Wind power is a complete disaster
by Michael J. Trebilcock -- April 09, 2009
There is no evidence that industrial wind power
is likely to have a significant impact on carbon
emissions. The European experience is instructive.
Denmark, the world's most wind-intensive nation,
with more than 6,000 turbines generating 19% of
its electricity, has yet to close a single
fossil-fuel plant. It requires 50% more coal-
generated electricity to cover wind power's
unpredictability, and pollution and carbon
dioxide emissions have risen (by 36% in 2006 alone).
Flemming Nissen, the head of development at
West Danish generating company ELSAM (one of
Denmark's largest energy utilities) tells us
that "wind turbines do not reduce carbon dioxide
emissions." The German experience is no different.
Der Spiegel reports that "Germany's CO2 emissions
haven't been reduced by even a single gram," and
additional coal-and gas-fired plants have been
constructed to ensure reliable delivery.
Indeed, recent academic research shows that wind
power may actually increase greenhouse gas
emissions in some cases, depending on the carbon-
intensity of back-up generation required because
of its intermittent character. On the negative

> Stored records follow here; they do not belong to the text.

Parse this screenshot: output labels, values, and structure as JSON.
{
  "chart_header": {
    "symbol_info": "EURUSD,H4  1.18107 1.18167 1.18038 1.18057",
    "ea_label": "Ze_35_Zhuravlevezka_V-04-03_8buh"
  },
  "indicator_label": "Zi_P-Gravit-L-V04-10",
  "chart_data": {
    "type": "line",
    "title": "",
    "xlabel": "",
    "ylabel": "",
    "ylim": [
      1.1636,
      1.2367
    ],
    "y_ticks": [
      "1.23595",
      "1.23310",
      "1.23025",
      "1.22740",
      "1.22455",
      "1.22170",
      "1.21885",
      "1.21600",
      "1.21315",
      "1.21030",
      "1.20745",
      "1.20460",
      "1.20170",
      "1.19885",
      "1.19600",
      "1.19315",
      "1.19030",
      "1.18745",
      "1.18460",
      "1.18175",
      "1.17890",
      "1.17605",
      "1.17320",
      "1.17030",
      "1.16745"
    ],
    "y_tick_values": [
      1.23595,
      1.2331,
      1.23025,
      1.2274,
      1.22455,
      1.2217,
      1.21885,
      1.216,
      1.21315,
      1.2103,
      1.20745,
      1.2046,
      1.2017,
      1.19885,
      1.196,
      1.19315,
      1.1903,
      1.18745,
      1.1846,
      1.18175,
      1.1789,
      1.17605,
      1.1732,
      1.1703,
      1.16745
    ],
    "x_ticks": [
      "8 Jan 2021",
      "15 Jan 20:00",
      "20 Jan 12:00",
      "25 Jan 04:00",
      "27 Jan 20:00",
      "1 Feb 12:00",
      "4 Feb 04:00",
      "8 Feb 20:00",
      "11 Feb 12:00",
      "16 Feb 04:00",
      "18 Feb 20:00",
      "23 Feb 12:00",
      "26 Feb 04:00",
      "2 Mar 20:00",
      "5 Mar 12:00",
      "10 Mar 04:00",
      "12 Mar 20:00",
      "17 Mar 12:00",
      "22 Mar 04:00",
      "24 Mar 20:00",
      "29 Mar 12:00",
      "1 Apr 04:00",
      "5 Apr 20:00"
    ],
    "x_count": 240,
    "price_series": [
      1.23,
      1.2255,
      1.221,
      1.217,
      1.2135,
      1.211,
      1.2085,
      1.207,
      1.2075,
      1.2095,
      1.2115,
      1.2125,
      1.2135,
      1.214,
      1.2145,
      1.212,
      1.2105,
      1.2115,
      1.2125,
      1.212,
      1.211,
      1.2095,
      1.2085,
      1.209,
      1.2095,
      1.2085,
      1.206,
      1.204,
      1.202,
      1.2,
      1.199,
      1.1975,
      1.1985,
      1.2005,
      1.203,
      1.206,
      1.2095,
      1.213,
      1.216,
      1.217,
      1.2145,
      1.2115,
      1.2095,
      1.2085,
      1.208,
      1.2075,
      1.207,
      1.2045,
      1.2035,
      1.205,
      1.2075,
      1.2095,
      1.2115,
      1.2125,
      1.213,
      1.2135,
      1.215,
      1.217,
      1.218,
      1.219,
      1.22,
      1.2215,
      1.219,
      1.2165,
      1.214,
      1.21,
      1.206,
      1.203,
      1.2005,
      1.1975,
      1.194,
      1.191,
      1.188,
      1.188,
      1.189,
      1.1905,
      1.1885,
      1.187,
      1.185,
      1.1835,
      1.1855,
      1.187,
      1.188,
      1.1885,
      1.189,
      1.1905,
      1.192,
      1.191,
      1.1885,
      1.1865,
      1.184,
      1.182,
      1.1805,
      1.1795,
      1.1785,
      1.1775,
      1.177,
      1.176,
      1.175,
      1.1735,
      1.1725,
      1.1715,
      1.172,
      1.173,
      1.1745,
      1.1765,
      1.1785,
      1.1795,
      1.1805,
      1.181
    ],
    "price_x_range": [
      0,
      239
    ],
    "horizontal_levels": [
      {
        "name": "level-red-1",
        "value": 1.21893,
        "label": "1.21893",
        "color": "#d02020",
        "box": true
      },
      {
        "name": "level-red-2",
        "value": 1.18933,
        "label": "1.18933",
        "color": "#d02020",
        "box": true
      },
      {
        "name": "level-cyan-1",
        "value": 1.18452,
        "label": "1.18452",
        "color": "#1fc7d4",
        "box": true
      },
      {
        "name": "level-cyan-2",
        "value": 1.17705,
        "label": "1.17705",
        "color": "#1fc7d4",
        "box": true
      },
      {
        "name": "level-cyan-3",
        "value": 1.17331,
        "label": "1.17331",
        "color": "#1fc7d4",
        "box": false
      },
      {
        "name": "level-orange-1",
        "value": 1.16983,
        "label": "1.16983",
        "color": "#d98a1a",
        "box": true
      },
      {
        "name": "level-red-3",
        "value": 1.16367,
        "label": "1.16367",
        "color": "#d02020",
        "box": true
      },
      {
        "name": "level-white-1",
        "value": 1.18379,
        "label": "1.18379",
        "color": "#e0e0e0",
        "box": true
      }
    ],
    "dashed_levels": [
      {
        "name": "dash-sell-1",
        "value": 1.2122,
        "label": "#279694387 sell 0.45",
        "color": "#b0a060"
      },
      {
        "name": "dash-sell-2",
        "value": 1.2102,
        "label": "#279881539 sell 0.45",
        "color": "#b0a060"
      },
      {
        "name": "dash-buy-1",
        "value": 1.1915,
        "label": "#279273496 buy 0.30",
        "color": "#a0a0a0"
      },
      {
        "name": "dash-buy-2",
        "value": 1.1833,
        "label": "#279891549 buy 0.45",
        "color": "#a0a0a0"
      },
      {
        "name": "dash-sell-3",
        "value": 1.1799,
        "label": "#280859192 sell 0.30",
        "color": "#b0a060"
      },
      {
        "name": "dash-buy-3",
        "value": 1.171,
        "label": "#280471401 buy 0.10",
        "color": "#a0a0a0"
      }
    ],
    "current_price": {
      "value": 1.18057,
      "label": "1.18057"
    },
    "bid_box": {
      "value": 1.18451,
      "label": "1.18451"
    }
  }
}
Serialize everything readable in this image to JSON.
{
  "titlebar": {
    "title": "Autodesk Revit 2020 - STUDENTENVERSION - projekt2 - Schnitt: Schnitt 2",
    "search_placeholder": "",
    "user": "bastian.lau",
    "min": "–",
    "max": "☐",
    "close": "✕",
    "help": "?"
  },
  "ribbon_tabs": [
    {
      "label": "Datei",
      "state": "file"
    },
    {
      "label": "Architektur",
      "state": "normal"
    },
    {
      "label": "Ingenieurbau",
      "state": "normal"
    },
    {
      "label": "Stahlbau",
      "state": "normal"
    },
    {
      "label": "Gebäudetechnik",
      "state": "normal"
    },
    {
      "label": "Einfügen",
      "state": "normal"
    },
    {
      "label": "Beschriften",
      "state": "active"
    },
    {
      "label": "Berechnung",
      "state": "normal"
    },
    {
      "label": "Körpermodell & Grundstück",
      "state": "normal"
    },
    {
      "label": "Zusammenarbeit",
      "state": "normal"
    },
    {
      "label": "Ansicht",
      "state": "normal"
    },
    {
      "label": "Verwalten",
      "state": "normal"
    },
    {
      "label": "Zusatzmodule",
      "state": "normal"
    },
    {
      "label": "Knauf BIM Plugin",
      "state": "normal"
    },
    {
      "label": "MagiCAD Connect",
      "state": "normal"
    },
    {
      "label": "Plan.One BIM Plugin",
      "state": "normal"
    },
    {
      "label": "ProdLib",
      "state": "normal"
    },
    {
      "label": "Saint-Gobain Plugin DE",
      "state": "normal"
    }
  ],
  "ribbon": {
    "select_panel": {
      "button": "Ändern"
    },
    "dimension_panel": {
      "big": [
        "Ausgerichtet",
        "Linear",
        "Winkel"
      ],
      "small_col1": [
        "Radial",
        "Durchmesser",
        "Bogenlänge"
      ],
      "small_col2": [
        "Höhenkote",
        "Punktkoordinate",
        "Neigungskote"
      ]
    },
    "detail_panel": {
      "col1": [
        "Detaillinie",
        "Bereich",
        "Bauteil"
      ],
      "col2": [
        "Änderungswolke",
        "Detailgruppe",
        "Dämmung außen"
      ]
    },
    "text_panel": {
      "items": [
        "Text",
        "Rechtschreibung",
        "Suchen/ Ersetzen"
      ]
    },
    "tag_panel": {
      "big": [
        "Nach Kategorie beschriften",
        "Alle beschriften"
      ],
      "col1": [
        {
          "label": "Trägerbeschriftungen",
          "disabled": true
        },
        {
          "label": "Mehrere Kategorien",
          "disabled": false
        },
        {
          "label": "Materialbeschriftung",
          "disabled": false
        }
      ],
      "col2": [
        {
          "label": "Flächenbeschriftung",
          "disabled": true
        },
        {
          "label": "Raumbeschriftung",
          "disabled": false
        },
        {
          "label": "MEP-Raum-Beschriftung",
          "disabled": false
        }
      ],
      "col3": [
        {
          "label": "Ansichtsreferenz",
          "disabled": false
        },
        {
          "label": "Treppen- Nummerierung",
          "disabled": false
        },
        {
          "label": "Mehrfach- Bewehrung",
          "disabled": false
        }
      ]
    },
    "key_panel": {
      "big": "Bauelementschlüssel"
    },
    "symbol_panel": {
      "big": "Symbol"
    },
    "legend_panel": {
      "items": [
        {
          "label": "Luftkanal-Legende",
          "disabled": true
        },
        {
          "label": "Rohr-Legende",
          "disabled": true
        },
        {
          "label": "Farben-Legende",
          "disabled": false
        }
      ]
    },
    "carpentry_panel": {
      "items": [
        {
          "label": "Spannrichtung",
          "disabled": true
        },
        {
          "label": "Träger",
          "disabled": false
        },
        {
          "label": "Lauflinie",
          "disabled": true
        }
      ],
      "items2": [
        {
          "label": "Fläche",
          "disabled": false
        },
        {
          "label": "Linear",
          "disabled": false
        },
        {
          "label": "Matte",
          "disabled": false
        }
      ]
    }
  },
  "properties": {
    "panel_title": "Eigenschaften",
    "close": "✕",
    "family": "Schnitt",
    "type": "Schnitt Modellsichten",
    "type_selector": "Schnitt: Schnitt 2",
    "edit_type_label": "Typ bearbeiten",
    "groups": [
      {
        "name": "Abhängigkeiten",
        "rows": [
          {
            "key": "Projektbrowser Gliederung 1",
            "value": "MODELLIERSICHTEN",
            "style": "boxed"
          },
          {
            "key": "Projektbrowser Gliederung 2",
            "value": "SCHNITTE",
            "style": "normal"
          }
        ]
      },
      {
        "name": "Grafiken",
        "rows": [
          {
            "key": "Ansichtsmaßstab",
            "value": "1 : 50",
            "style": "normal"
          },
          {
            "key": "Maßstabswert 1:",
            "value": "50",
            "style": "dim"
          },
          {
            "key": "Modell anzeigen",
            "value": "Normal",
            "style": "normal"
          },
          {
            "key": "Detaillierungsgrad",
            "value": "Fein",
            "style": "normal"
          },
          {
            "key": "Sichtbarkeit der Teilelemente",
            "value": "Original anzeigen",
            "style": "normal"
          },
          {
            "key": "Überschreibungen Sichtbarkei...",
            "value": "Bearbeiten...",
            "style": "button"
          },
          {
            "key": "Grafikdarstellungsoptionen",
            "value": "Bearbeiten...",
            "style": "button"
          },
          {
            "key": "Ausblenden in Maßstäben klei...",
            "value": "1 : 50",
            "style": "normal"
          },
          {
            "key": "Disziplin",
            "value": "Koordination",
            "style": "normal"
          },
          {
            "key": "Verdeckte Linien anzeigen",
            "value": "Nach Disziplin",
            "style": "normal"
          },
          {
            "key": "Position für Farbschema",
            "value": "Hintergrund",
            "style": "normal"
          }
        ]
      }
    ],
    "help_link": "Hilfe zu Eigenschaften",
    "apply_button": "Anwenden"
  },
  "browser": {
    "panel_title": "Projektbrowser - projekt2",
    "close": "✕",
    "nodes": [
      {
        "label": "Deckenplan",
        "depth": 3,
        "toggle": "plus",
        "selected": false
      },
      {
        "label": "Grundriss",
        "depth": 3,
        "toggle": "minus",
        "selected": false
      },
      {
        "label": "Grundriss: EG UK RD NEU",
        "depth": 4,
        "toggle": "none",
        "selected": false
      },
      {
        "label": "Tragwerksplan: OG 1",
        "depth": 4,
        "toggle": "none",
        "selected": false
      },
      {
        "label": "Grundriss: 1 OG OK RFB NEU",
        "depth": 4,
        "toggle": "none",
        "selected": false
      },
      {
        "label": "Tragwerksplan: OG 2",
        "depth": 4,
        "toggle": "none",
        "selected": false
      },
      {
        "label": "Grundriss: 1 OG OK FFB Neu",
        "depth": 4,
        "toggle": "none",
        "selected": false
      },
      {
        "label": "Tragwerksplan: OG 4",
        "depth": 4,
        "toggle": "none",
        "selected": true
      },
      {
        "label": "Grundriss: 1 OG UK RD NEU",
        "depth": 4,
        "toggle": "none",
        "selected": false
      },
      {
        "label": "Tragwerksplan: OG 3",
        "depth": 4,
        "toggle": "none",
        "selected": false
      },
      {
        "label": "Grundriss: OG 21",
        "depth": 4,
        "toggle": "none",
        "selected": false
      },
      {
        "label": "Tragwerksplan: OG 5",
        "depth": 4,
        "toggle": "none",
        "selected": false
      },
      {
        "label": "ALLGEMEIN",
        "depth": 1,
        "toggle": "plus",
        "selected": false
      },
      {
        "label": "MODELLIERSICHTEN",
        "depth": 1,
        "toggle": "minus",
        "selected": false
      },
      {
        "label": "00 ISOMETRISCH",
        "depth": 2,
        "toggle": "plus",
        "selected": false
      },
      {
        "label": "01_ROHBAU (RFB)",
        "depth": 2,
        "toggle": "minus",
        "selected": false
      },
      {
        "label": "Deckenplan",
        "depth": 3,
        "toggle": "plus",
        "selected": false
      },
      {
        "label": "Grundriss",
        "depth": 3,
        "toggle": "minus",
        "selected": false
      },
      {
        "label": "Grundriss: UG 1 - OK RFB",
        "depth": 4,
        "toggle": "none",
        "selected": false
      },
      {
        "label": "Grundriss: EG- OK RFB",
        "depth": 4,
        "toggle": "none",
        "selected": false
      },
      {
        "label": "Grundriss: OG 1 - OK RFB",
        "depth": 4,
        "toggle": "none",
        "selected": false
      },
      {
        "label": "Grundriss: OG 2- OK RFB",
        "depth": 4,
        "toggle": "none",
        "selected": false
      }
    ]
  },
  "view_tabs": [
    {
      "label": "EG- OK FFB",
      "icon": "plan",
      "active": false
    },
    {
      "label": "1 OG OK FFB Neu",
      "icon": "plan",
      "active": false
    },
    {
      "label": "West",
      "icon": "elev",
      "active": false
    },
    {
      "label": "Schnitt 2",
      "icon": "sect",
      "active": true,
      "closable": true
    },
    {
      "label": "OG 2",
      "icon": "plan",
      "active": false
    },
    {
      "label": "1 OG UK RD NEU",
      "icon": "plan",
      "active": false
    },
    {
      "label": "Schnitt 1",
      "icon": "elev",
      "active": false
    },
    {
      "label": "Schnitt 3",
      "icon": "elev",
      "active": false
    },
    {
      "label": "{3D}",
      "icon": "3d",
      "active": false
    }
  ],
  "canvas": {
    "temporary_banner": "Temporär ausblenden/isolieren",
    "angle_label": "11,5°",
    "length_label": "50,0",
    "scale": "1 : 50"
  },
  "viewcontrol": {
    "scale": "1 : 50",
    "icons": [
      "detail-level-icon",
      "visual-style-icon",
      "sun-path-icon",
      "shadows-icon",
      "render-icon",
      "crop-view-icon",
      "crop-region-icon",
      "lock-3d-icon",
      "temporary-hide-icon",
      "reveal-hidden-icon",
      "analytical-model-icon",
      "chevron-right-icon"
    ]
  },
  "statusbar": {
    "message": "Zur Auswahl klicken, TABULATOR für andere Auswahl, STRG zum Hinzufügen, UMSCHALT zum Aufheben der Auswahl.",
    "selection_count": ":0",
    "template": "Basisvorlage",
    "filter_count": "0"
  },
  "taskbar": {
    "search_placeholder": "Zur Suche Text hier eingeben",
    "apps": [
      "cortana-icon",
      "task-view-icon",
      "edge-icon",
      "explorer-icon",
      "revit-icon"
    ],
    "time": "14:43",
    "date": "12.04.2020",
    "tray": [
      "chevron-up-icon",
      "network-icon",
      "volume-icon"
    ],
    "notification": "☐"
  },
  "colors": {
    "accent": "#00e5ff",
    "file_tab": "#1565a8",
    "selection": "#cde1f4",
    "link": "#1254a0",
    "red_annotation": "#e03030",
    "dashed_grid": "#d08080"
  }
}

side of the environmental ledger are adverse
impacts of industrial wind turbines on birdlife
and other forms of wildlife, farm animals,
wetlands and viewsheds.
Industrial wind power is not a viable economic
alternative to other energy conservation options.
Again, the Danish experience is instructive. Its
electricity generation costs are the highest in
Europe (15’/kwh compared to Ontario's current
rate of about 6’). Niels Gram of the Danish
Federation of Industries says, "windmills are
a mistake and economically make no sense." Aase
Madsen , the Chair of Energy Policy in the Danish
Parliament, calls it "a terribly expensive disaster."
The U.S. Energy Info. Admin. reported in 2008,
on a dollar per MWh basis, the U.S. government
subsidizes wind at $23.34 -- compared to reliable
energy sources: natural gas at 25’; coal at 44’;
hydro at 67’; and nuclear at $1.59, leading to
what some U.S. commentators call "a huge corporate
welfare feeding frenzy." The Wall Street Journal
advises that "wind generation is the prime example
of what can go wrong when the government decides
to pick winners."
The Economist magazine notes in a recent editorial,
"Wasting Money on Climate Change," that each tonne
of emissions avoided due to subsidies to renewable
energy such as wind power would cost somewhere
between $69 & $137, whereas under a cap-and-trade
scheme the price would be less than $15.
Either a carbon tax or a cap-and-trade system
creates incentives for consumers and producers
on a myriad of margins to reduce energy use and
emissions that, as these numbers show, completely
overwhelm subsidies to renewables in terms of cost
The Ontario Power Authority advises that wind
producers will be paid 13.5’/ kwh (more than
twice what consumers are currently paying), even
without accounting for the additional costs of
interconnection, transmission & backup generation.
As the European experience confirms, this will
inevitably lead to a dramatic increase in
electricity costs with consequent detrimental
effects on business and employment. From this
perspective, the government's promise of 55,000
new jobs is a cruel delusion.
A recent detailed analysis (focusing mainly on
Spain) finds that for every job created by state-
funded support of renewables, particularly wind
energy, 2.2 jobs are lost. Each wind industry job
created cost almost $2-million in subsidies. Why
will the Ontario experience be different?
In debates over climate change, and in particular
subsidies to renewable energy, there are two kinds
of green. First there are some environmental greens
who view the problem as so urgent that all measures
that may have some impact on greenhouse gas
emissions, whatever their cost or their impact on
the economy and employment, should be undertaken
Then there are the fiscal greens, who, being cool
to carbon taxes and cap-and-trade systems that
make polluters pay, favour massive public subsidies
to themselves for renewable energy projects, whatever
their relative impact on greenhouse gas emissions.
These two groups are motivated by different kinds
of green. The only point of convergence between
them is their support for massive subsidies to
renewable energy (such as wind turbines).
This unholy alliance of these two kinds of greens
(doomsdayers & rent seekers) makes for very
effective, if opportunistic, politics (as reflected
in the Ontario government's Green Energy Act),
just as it makes for lousy public policy:
Politicians attempt to pick winners at our expense
in a fast-moving technological landscape, instead
of creating a socially efficient set of incentives
to which we can all respond.
-Michael J. Trebilcock is Professor of Law and
Economics, University of Toronto. These comments
were excerpted from a submission last night to the
Ontario government's legislative committee On Bill 150.